This, our first official followtheboat podcast, is an interview with a young south African family half way through a sailing circumnavigation. They’ve visited a staggering 30 counties in 3 years but their trip has been put on hold as they attend to a dismasting hiccup! As if that’s not enough, Ronnelle has returned to their home in America for three months, leaving dad Neil to look after Emille, 7, and Pete, 5. There’ll be hell to pay if that mast isn’t up when she returns in the new year!
It’s an exciting time for the manager of Delta Marina, who has doubled its berths to 80 in the last few years. With the borders between northern and southern Cyprus now open, hope for relaxation of trade restrictions and loosening of prohibited areas, the cruising scene is set to expand very quickly. “The Minister of Trade [who, incidentally, spoke at the rally reception we attended] has stated that tourism is Northern Cyprus’s number one priority. Key to this is sailing, which is one reason why they are building a new marina up the coast from us”.
Banu and Batu’s progress has not been without its problems, however. Despite running their family business now for over 20 years they have had some run-ins with the local marina next door, who have only been here for five years. When Banu told me of the bribes Ece Marina have been offering her in order to close her down, I was disgusted.
Gwen is a first generation Swedish American, though she does now claim to be Canadian: “Since Bush came to power I refuse to be acknowledged as an American. I worked in the foreign service on hardship programmes and trained in Washington before being posted to West Africa. A great experience marred only by the eleven obligatory injections. Despite majoring in a variety of subjects for 16 years I never actually got a degree so officially I wasn’t allowed to become an officer in the foreign service, but I’d built up so much experience they made me an officer anyway”.

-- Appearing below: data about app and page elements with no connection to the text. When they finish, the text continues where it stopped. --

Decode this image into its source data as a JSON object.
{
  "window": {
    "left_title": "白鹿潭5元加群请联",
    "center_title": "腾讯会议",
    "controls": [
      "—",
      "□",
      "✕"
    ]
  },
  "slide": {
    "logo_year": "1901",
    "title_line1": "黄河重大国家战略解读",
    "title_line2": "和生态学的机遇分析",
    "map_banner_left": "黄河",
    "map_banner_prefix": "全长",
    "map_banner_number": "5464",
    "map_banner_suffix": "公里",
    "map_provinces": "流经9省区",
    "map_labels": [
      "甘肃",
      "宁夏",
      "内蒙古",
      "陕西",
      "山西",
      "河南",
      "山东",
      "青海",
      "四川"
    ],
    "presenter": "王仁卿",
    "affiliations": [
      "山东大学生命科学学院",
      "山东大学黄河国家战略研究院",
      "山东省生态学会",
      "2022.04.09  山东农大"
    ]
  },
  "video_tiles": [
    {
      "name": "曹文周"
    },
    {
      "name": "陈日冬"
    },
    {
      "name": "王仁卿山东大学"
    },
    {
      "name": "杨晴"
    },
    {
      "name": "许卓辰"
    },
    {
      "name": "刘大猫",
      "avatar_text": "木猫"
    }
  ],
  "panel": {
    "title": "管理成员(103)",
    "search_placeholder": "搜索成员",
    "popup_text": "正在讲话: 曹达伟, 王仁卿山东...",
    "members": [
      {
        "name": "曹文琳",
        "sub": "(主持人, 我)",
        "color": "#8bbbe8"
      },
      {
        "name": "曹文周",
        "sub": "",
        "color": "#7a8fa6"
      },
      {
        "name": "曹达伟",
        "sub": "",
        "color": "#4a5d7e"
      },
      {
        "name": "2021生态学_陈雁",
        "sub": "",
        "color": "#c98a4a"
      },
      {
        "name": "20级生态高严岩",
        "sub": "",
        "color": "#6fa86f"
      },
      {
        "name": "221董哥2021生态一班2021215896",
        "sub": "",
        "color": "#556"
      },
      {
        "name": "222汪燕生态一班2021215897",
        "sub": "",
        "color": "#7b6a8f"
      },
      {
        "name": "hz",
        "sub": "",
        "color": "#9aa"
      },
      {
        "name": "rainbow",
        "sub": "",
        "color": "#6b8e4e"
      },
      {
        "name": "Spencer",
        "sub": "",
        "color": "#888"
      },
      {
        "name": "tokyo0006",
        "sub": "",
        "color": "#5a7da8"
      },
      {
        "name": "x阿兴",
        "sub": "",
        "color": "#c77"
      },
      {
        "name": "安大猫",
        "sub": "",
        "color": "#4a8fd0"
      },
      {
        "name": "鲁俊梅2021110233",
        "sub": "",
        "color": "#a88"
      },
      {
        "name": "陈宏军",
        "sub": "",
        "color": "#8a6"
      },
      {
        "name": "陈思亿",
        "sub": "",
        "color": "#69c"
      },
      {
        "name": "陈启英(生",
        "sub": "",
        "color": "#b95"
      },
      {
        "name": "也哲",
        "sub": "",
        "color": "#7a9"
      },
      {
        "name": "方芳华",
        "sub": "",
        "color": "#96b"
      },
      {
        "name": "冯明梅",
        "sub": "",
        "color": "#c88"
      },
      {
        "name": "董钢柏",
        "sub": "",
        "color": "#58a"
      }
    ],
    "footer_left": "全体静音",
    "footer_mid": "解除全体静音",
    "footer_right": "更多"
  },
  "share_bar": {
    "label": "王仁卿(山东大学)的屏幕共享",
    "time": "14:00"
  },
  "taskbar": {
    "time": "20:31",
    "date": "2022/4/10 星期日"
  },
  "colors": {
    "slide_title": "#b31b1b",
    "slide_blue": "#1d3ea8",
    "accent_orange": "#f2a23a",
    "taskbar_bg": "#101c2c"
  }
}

When one meets a self-confessed moody old crook who was infamously known as ‘The Bitch of Smithfield’, who hung out with rogues like Drinking John down the meat market, was courting a bank robber and has set light to more cottages and cornfields than I care to count, one imagines getting the imposing Gina to drop her guard to be a bit of a challenge.
“I was a nun for many years and Pedro was a priest”, explains Isabel with that angelic smile. “We were
both on a trip to Rome to see the Pope, which is how we met. When we returned to Spain we cast off our robes and decided to go sailing instead”. Just like that? “Yes. We shocked both the church and our families by getting married. Within a month we bought ‘Issotta’, a Dufor 40, and invited our parents to see our future home. Fortunately they loved it and with their blessing we set sail the next day”.
This scoop was just too good to be true: I thought the singing nun was a sixties pop legend, not a bright young sailor from Spain.
I’m not sure if five beers at the bar with one of the Porthole editors counts as a ‘management meeting’ but I was getting a bit worried I’d been shirking my responsibilities as a journalist. With just two days before the print deadline I’d still not spoken to my proposed interviewee and I was thinking up excuses as to why pages eight and nine were going to be blank. Then in walks this beautiful French woman with an air of sophistication.
“It’s a real eye-opener”, commented Astrid. “Another time one of our girls used to get up at four in the morning to get the milk in off the door-step. When I told her she didn’t need to do this she explained that her mother had taught her to steal milk from people’s doorsteps. She was three.” Sadly another of their foster children got into a fight in an underground station and was knocked to the tracks and killed. “Of course that was very sad”, says Astrid, “as he’d only left our care a week before.
I only have one page to document the many, many things Susann does! From chartering to exporting generators, from motorbikes to oriental dancing, Susann takes multi-tasking to the extreme. After interviewing her I now understand why some people have 27 hour clocks by their bed. This girl does it all……..
When I worked on the tugs in Portugal my job was to provision the galleys, but I was also tasked with reminding the Portuguese ladies that the Brits were in town, so I would frequently recce the girly bars. Somehow I earned the nickname ‘Shagga’ by the Portuguese bar maids.